Water temperature is influenced by recent storms, snow melt, and upstream spring volume. We have seen it between 40F and 60F depending on conditions although the deepest part of the pool is usually colder.
Best Time of Year:
The best time of the year for making the trek to Jawbone Flats to dive Opal Creek is late summer or early fall. The water is warmer, the flow is lower, the days are warm, and it is less likely to be rainy and misty.
We found 30 feet of water at one place in the pool.
Suggested Special Training:
This is an altitude dive and you should have the training necessary for altitude diving. Open water divers can successfully dive this site although just getting to the site is challenging enough that we suggest open water divers go check out other more easily accessible sites. Down by Eugene there are some good dives that have similar pools to Opal Pool.
Difficulty of Dive:
We rate this as an intermediate dive because of the trek to get to the site and the bit of scramble necessary to get to the water. Also this is an altitude dive so diving around Jawbone Flats requires a little extra training.
Distance of Walk to Entrance:
It’s about 3.5 miles from the parking lot at the trailhead all the way to the dive site. Yes, that’s a brutal hike wearing 100lbs of dive gear. Yes, it’s a bad idea to try to do it completely geared up unless you like heat stroke.
Surface Swim Length:
No surface swims are needed at Opal Pool.
Special Site Notes:
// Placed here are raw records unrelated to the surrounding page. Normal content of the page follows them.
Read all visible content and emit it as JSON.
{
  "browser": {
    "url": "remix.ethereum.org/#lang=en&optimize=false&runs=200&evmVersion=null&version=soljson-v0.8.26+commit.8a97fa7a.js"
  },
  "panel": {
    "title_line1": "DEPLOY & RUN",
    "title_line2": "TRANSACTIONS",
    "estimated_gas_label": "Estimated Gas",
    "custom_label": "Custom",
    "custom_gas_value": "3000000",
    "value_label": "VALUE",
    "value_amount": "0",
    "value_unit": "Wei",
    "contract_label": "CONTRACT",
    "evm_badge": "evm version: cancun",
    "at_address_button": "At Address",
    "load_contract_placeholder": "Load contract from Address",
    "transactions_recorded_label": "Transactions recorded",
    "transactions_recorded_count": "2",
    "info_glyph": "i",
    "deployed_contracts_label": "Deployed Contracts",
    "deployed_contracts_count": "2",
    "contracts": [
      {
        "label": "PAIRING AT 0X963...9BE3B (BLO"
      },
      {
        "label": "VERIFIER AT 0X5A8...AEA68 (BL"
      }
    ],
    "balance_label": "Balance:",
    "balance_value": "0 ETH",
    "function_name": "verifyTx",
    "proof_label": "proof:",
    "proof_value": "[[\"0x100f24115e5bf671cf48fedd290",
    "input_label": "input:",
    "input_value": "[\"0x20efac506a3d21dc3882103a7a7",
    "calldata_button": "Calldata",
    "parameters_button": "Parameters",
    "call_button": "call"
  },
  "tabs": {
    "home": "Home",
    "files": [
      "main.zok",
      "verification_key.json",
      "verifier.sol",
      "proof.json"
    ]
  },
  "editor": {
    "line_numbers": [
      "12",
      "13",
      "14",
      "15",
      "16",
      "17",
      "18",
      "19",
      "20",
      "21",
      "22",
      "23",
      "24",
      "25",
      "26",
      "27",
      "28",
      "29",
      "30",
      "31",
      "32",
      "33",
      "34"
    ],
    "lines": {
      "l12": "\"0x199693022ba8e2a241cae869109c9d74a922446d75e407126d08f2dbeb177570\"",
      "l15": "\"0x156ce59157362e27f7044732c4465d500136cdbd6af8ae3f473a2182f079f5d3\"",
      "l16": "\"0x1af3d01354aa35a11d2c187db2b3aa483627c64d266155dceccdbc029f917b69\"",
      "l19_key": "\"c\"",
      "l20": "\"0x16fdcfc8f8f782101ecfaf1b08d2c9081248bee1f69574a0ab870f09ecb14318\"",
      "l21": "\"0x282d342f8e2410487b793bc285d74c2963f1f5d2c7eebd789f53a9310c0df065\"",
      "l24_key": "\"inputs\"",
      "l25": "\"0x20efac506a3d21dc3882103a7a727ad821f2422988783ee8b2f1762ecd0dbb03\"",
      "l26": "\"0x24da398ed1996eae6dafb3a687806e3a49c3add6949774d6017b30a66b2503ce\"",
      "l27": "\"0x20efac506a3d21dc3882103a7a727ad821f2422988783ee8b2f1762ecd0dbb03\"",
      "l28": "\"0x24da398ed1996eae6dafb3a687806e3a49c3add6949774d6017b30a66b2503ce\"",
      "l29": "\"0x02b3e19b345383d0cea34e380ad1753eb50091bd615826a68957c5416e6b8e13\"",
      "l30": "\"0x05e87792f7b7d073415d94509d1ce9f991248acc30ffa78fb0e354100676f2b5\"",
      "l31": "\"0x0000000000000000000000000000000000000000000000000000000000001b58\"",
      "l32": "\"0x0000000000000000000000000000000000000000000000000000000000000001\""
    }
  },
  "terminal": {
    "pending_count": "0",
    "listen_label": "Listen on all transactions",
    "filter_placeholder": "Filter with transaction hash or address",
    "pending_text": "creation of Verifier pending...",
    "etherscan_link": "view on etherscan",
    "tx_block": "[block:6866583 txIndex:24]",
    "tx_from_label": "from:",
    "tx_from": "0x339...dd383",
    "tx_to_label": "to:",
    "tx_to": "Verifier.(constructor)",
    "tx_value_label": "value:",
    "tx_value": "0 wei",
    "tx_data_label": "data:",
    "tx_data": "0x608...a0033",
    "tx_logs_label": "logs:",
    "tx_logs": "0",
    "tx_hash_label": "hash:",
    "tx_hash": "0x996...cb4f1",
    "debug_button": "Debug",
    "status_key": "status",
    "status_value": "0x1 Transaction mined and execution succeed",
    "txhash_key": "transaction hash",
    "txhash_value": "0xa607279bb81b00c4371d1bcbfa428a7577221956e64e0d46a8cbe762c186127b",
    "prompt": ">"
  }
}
We highly recommend contacting the Opal Creek Ancient Forest Center at Jawbone Flats several weeks or even several months in advance of your visit. While we have gone diving at this site before and know others who have done it, the staff at Jawbone Flats has changed since then. We view diving Opal Pool as a privilege rather than a right for SCUBA divers. Please be polite with the staff and gracious to your hosts.
We suggest renting a cabin at the Center and asking the staff to transport your gear from your car to your cabin. They did it for us a number of years ago.
It would be worthwhile to investigate what sorts of tasty beverages or recreational activities the staff at the Center enjoy and bringing some things up to share with them. The staff stays in at Jawbone Flats for days or weeks at a time and, at least the last time we were there, they enjoyed us bringing in things that they can’t usually get at Jawbone Flats.
Closest Local Dive Shops to Get Air Fills and SCUBA Gear:
The closest dive shop is in Salem where air fills, gear service, and rental gear is available. However, this dive site is inaccessible enough that you need to bring everything with you and be fully self sufficient.
Nearby Restaurants We Like:
The Opal Creek Ancient Forest Center does have very limited (but very good!) meal service. You MUST reserve your meals at least two weeks in advance (double check this because it might change!) so that they have enough food for you. There is usually NOT walk-up food service. If you aren’t having a meal or two at the Center, you need to bring in all of your own food.
Nearby Places to Camp and Diver-Friendly Hotels:
The Opal Creek Ancient Forest Center has cabins for rent. However, they are extremely popular and often booked out months in advance.
You can camp in the forest but you must follow local wilderness regulations. This area gets a lot of use so check with the district ranger office well in advance of your trip to get the most up-to-date information on where you can camp. In addition to being against forest regulations to camp wherever you want, it is also very bad for the forest if you camp in places that you shouldn’t. The Opal Creek Wilderness is a special place in Oregon that as SCUBA divers we should work to protect so that we can continue enjoying Jawbone Flats and the Opal Pool for many years to come.
What Other People Have to Say About This Site:
Please write in the comments below your experiences with this dive site!